◆ What is being asked:
Needed from the data below: all lines that contain the word "файлов".

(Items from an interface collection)

____________________

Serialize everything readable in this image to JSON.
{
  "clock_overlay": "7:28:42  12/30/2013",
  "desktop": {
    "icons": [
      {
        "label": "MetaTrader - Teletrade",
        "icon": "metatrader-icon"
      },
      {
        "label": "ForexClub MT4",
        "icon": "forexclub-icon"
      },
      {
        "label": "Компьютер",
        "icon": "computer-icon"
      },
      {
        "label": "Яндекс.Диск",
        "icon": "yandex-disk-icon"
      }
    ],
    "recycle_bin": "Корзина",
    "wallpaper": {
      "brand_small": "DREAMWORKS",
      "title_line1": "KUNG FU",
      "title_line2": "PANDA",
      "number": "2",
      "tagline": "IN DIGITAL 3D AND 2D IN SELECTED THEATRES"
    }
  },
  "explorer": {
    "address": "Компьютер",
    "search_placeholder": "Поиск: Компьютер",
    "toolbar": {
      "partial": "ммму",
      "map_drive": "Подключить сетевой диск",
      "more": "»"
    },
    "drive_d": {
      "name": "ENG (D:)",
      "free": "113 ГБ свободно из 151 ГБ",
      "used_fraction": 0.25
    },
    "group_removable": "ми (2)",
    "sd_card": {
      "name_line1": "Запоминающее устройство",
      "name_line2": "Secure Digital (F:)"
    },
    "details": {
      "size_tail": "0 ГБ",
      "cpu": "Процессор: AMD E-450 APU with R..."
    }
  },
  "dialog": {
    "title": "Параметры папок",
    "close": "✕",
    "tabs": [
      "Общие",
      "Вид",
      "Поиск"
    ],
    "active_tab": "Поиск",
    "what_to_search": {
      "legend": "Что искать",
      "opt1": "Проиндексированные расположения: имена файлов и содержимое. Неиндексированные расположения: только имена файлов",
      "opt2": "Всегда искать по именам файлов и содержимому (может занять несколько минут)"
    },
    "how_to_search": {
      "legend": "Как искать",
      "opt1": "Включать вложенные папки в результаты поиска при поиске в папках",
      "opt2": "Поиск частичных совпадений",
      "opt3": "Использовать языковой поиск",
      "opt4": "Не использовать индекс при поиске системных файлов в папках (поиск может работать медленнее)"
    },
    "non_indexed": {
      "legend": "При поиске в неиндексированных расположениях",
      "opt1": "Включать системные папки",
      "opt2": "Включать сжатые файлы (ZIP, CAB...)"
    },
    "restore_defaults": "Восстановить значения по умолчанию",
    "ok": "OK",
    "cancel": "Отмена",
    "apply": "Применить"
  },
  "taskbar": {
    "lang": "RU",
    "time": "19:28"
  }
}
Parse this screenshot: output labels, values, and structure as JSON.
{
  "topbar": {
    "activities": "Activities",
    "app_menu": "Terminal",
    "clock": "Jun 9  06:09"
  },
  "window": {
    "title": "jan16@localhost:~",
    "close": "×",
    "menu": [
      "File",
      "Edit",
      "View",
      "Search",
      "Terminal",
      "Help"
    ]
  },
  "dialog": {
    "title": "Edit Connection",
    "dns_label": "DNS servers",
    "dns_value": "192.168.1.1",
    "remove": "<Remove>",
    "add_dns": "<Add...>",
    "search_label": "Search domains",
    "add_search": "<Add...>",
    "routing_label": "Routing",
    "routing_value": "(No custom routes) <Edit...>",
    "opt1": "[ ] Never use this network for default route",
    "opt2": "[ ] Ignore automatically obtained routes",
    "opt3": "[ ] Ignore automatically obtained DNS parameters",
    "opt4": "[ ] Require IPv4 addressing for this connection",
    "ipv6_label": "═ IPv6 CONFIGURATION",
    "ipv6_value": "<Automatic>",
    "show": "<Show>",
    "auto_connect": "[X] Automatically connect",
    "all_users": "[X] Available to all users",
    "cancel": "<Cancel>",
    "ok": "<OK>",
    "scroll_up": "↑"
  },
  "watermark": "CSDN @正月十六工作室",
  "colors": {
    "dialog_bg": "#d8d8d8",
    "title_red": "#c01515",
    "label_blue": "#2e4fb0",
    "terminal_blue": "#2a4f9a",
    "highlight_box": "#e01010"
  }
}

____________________

◆ Exercise answer:
      "opt1": "Проиндексированные расположения: имена файлов и содержимое. Неиндексированные расположения: только имена файлов",
      "opt2": "Всегда искать по именам файлов и содержимому (может занять несколько минут)"
      "opt4": "Не использовать индекс при поиске системных файлов в папках (поиск может работать медленнее)"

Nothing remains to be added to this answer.